**Given information**
******

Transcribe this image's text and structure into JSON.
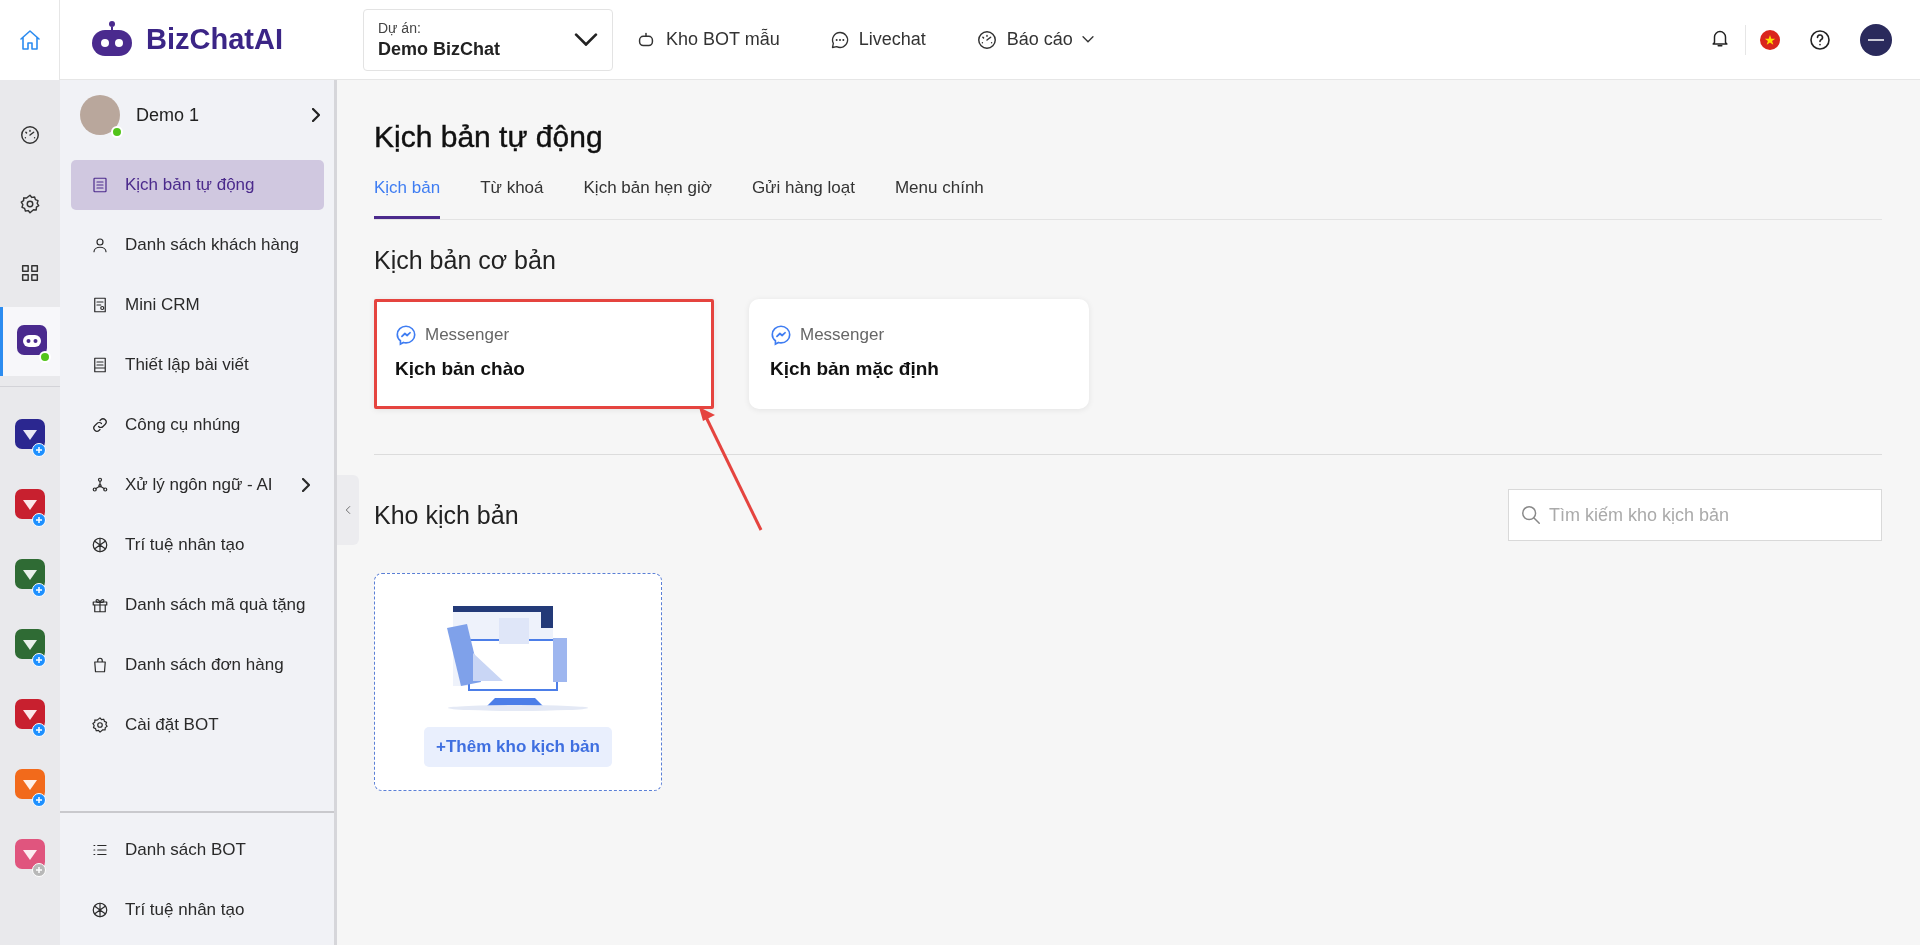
{
  "topbar": {
    "logo": "BizChatAI",
    "project": {
      "label": "Dự án:",
      "value": "Demo BizChat"
    },
    "nav": [
      {
        "label": "Kho BOT mẫu",
        "dropdown": false
      },
      {
        "label": "Livechat",
        "dropdown": false
      },
      {
        "label": "Báo cáo",
        "dropdown": true
      }
    ]
  },
  "rail": {
    "nav": [
      {
        "selected": false
      },
      {
        "selected": false
      },
      {
        "selected": false
      },
      {
        "selected": true
      }
    ],
    "apps": [
      {
        "color": "#2b2790",
        "disabled": false
      },
      {
        "color": "#c8202f",
        "disabled": false
      },
      {
        "color": "#2f6b34",
        "disabled": false
      },
      {
        "color": "#2f6b34",
        "disabled": false
      },
      {
        "color": "#c8202f",
        "disabled": false
      },
      {
        "color": "#f26a1b",
        "disabled": false
      },
      {
        "color": "#e0557e",
        "disabled": true
      }
    ]
  },
  "sidebar": {
    "account": {
      "name": "Demo 1",
      "online": true
    },
    "items": [
      {
        "label": "Kịch bản tự động",
        "selected": true,
        "submenu": false
      },
      {
        "label": "Danh sách khách hàng",
        "selected": false,
        "submenu": false
      },
      {
        "label": "Mini CRM",
        "selected": false,
        "submenu": false
      },
      {
        "label": "Thiết lập bài viết",
        "selected": false,
        "submenu": false
      },
      {
        "label": "Công cụ nhúng",
        "selected": false,
        "submenu": false
      },
      {
        "label": "Xử lý ngôn ngữ - AI",
        "selected": false,
        "submenu": true
      },
      {
        "label": "Trí tuệ nhân tạo",
        "selected": false,
        "submenu": false
      },
      {
        "label": "Danh sách mã quà tặng",
        "selected": false,
        "submenu": false
      },
      {
        "label": "Danh sách đơn hàng",
        "selected": false,
        "submenu": false
      },
      {
        "label": "Cài đặt BOT",
        "selected": false,
        "submenu": false
      }
    ],
    "bottom_items": [
      {
        "label": "Danh sách BOT",
        "selected": false
      },
      {
        "label": "Trí tuệ nhân tạo",
        "selected": false
      }
    ]
  },
  "main": {
    "title": "Kịch bản tự động",
    "tabs": [
      {
        "label": "Kịch bản",
        "selected": true
      },
      {
        "label": "Từ khoá",
        "selected": false
      },
      {
        "label": "Kịch bản hẹn giờ",
        "selected": false
      },
      {
        "label": "Gửi hàng loạt",
        "selected": false
      },
      {
        "label": "Menu chính",
        "selected": false
      }
    ],
    "basic_title": "Kịch bản cơ bản",
    "cards": [
      {
        "channel": "Messenger",
        "title": "Kịch bản chào",
        "highlighted": true
      },
      {
        "channel": "Messenger",
        "title": "Kịch bản mặc định",
        "highlighted": false
      }
    ],
    "library_title": "Kho kịch bản",
    "search": {
      "placeholder": "Tìm kiếm kho kịch bản"
    },
    "add_button": "+Thêm kho kịch bản"
  }
}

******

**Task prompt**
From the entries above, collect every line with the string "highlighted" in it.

**Result**
        "highlighted": true
        "highlighted": false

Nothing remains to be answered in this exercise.